- Your instructions: When you copy the records, keep every word exact and leave the pictures out.

+++++

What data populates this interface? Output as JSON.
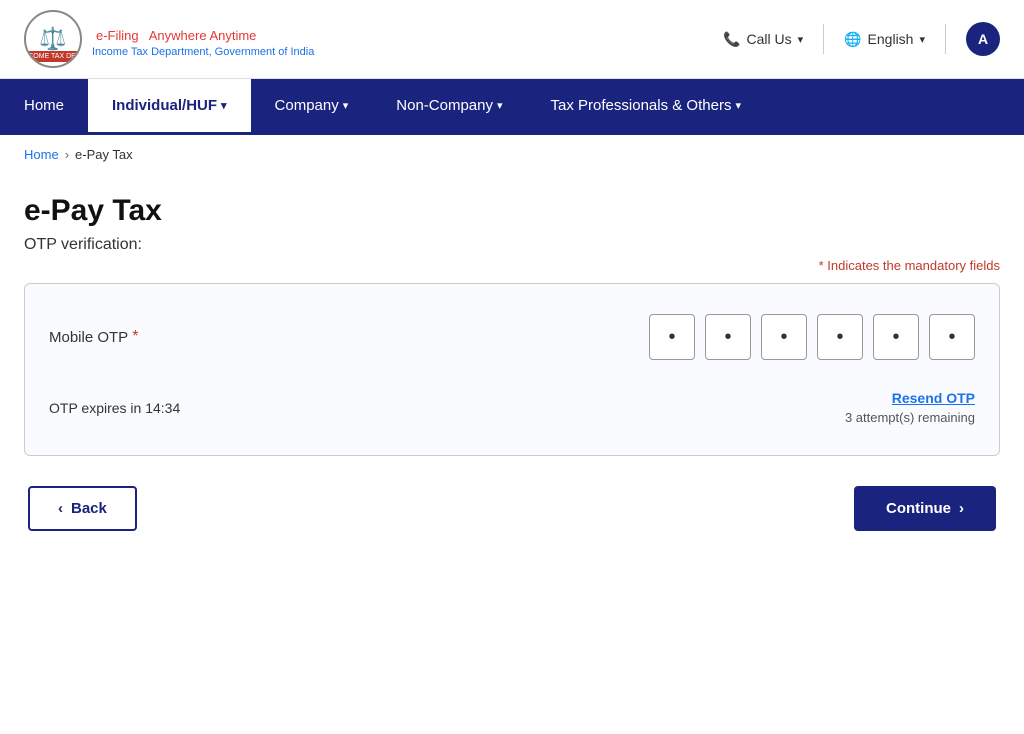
{
  "header": {
    "logo_efiling": "e-Filing",
    "logo_tagline": "Anywhere Anytime",
    "logo_subtitle": "Income Tax Department, Government of India",
    "call_us": "Call Us",
    "language": "English",
    "avatar_label": "A"
  },
  "nav": {
    "items": [
      {
        "id": "home",
        "label": "Home",
        "active": false,
        "has_dropdown": false
      },
      {
        "id": "individual-huf",
        "label": "Individual/HUF",
        "active": true,
        "has_dropdown": true
      },
      {
        "id": "company",
        "label": "Company",
        "active": false,
        "has_dropdown": true
      },
      {
        "id": "non-company",
        "label": "Non-Company",
        "active": false,
        "has_dropdown": true
      },
      {
        "id": "tax-professionals",
        "label": "Tax Professionals & Others",
        "active": false,
        "has_dropdown": true
      }
    ]
  },
  "breadcrumb": {
    "home": "Home",
    "current": "e-Pay Tax"
  },
  "page": {
    "title": "e-Pay Tax",
    "subtitle": "OTP verification:",
    "mandatory_note": "* Indicates the mandatory fields"
  },
  "otp_form": {
    "mobile_otp_label": "Mobile OTP",
    "required_marker": "*",
    "otp_dots": [
      "•",
      "•",
      "•",
      "•",
      "•",
      "•"
    ],
    "expiry_label": "OTP expires in 14:34",
    "resend_label": "Resend OTP",
    "attempts_label": "3 attempt(s) remaining"
  },
  "buttons": {
    "back_label": "Back",
    "continue_label": "Continue",
    "back_chevron": "‹",
    "continue_chevron": "›"
  }
}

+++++

- Problem solution:
What data populates this interface? Output as JSON.
{
  "header": {
    "logo_efiling": "e-Filing",
    "logo_tagline": "Anywhere Anytime",
    "logo_subtitle": "Income Tax Department, Government of India",
    "call_us": "Call Us",
    "language": "English",
    "avatar_label": "A"
  },
  "nav": {
    "items": [
      {
        "id": "home",
        "label": "Home",
        "active": false,
        "has_dropdown": false
      },
      {
        "id": "individual-huf",
        "label": "Individual/HUF",
        "active": true,
        "has_dropdown": true
      },
      {
        "id": "company",
        "label": "Company",
        "active": false,
        "has_dropdown": true
      },
      {
        "id": "non-company",
        "label": "Non-Company",
        "active": false,
        "has_dropdown": true
      },
      {
        "id": "tax-professionals",
        "label": "Tax Professionals & Others",
        "active": false,
        "has_dropdown": true
      }
    ]
  },
  "breadcrumb": {
    "home": "Home",
    "current": "e-Pay Tax"
  },
  "page": {
    "title": "e-Pay Tax",
    "subtitle": "OTP verification:",
    "mandatory_note": "* Indicates the mandatory fields"
  },
  "otp_form": {
    "mobile_otp_label": "Mobile OTP",
    "required_marker": "*",
    "otp_dots": [
      "•",
      "•",
      "•",
      "•",
      "•",
      "•"
    ],
    "expiry_label": "OTP expires in 14:34",
    "resend_label": "Resend OTP",
    "attempts_label": "3 attempt(s) remaining"
  },
  "buttons": {
    "back_label": "Back",
    "continue_label": "Continue",
    "back_chevron": "‹",
    "continue_chevron": "›"
  }
}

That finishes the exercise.